Picture: I daresay that if you scrutinised the 2.35:1 image carefully enough, you’d find some miniscule flaws. From what I saw however, some minor shimmering aside, the video transfer is nigh on perfect.
Sound: I can’t comment on the DTS soundtrack (I know this is tantamount to blasphemy, but my system doesn’t support DTS), but the Dolby 5.1 matches the image almost beat for beat in terms of quality.
I can’t fault the quantity, but though there is quality to be found here the rather desultory assembling of extras makes for a rather over-indulged feel: some concision would have been very much appreciated in the documentaries.
Director Alex Proyas and Screenwriter Akiva Goldsman – Probably the best feature on the disc, the commentary is sufficiently informative and anecdotal and the repartee between Proyas and Goldsman is jovially cordial.
Production Designer Patrick Tatopoulis; Editor Richard Learoyd; Visual Effects Supervisor John Nelson; Associate Producer John Kilkenny; Animation Supervisor - Andrew Jones of Digital Domain; Visual Effects Supervisors Brain Van’t Hul & Joe Letteri of Weta Digital; Erik Nash of Digital Domain; Dale Fay of Rainmaker; Lead CG Supervisor Eric Saindon of Weta Digital and Erik Winquist of Weta Digital – If you want to know about all the special effects and other aesthetic features of the movie, you’ll enjoy this. If, like me, you do not, then you will find it a distinctly wearing experience.
Commentary by composer Marco Beltrami – Much of the same is applicable here for Marco Beltrami’s commentary.
The Making of I,Robot (12:36) – Little more than an extended trailer peppered with suitably obsequious sound bites from various members of the cast and crew.
Still Gallery (30 Images) – Much as you’d expect really, of moderate interest to some I imagine.
Day Out of Days: The I,Robot Production Diaries (96:1) – No stone is left unturned in this comprehensive following of the film from its inception to completion, but the majority of it is on-set footage that seems in serious need of an editor. There’s some worthy material here but be prepared to wade through a lot of footage to find it.
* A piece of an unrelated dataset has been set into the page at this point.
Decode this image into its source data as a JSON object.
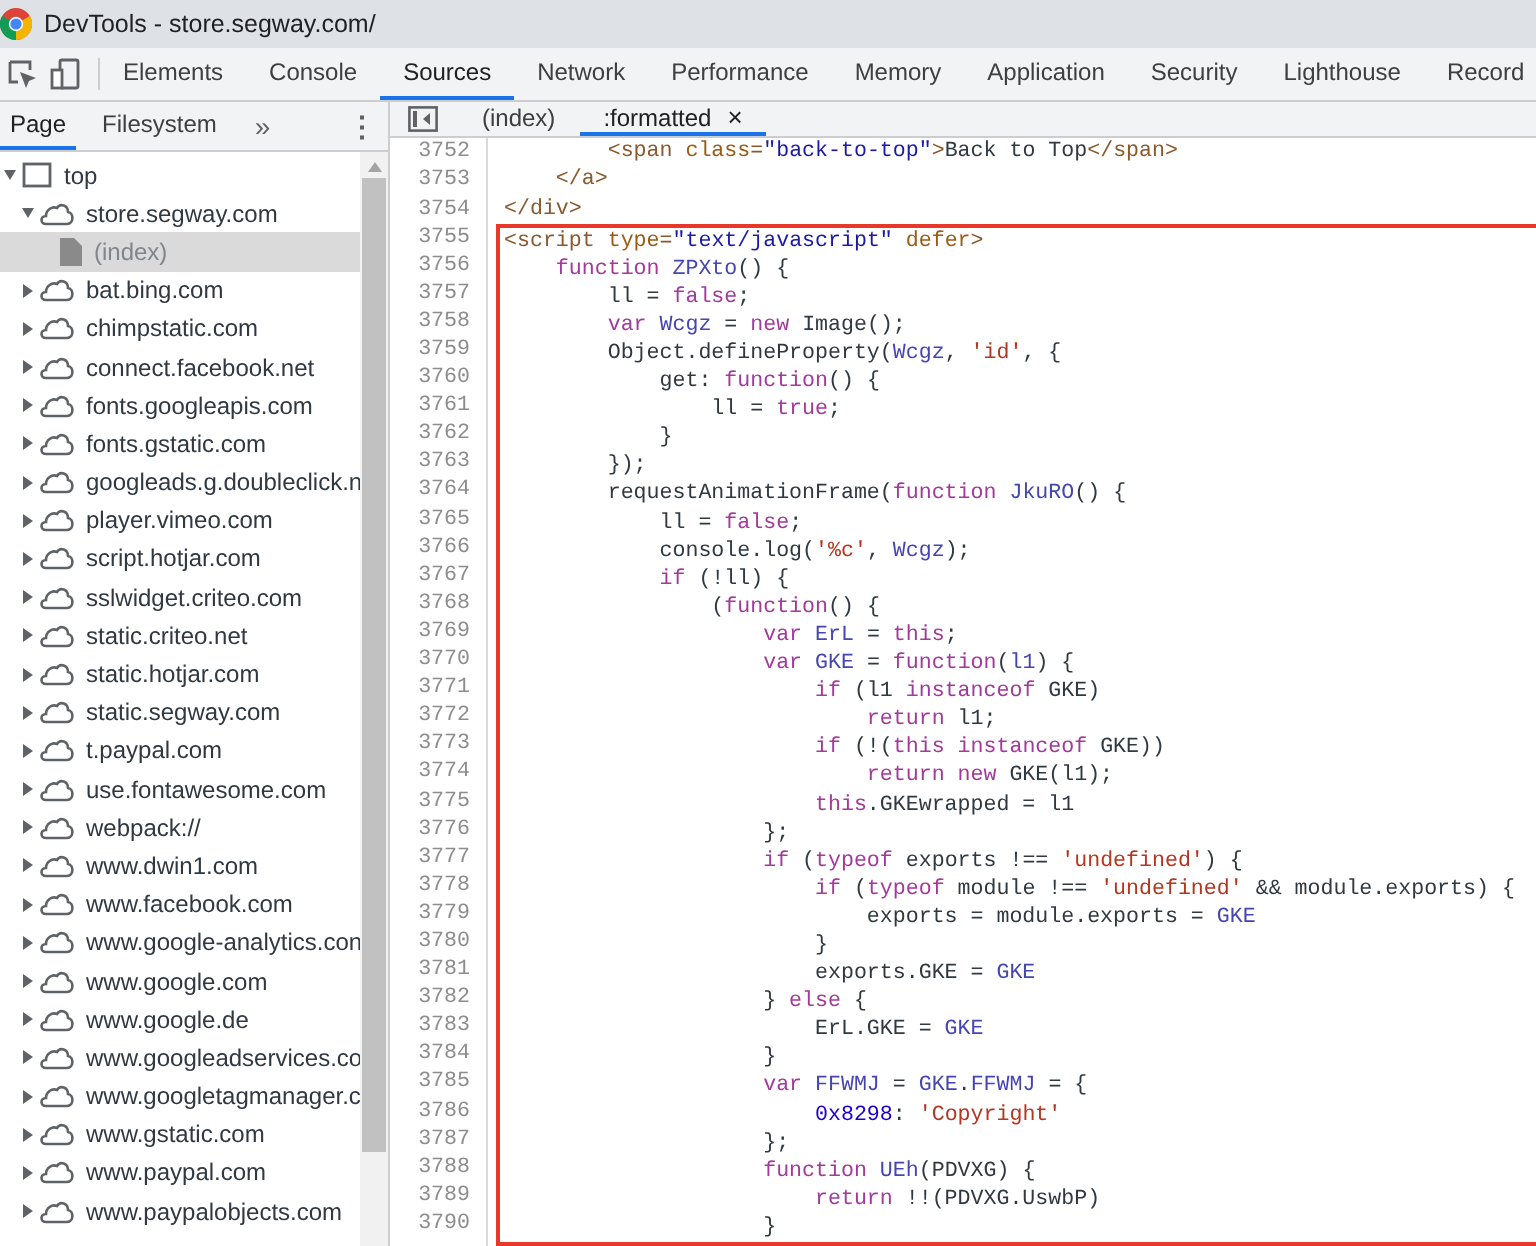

CGI and Design (34:24) – Quite interesting look at the production design is counterbalanced by a rather dull insight into the special effects.
Sentient Machines: Robotic Behaviour (35:07) – A rather redundant extra that examines real life advancements in robotics, though the feature is predominantly comprised of an abundance of talking heads rather than actual footage.
Three Laws Safe: Conversations about Science Fiction & Robots (30:30) – Goldsman talks about how Asimov and other sci-fi writers have influenced him…and boy does he keep on talking, in a feature that (like the majority of this disc) is a decidedly mixed bag in terms of quality.
Deleted Scenes (6:38) – None really bear watching again.
Visual Effects breakdowns (14:15) – Every major special effect sequence is covered here, in a brief (30 seconds or so) deconstruction of the development of the effect.
Those who have seen the movie, I daresay, have already formulated their own opinions and are fairly confident about which edition of the film they want to buy. For the rest, I’d chasten you to either rent the film first or buy the single disc edition, since that contains the DVD’s most enlightening feature and is more cost effective.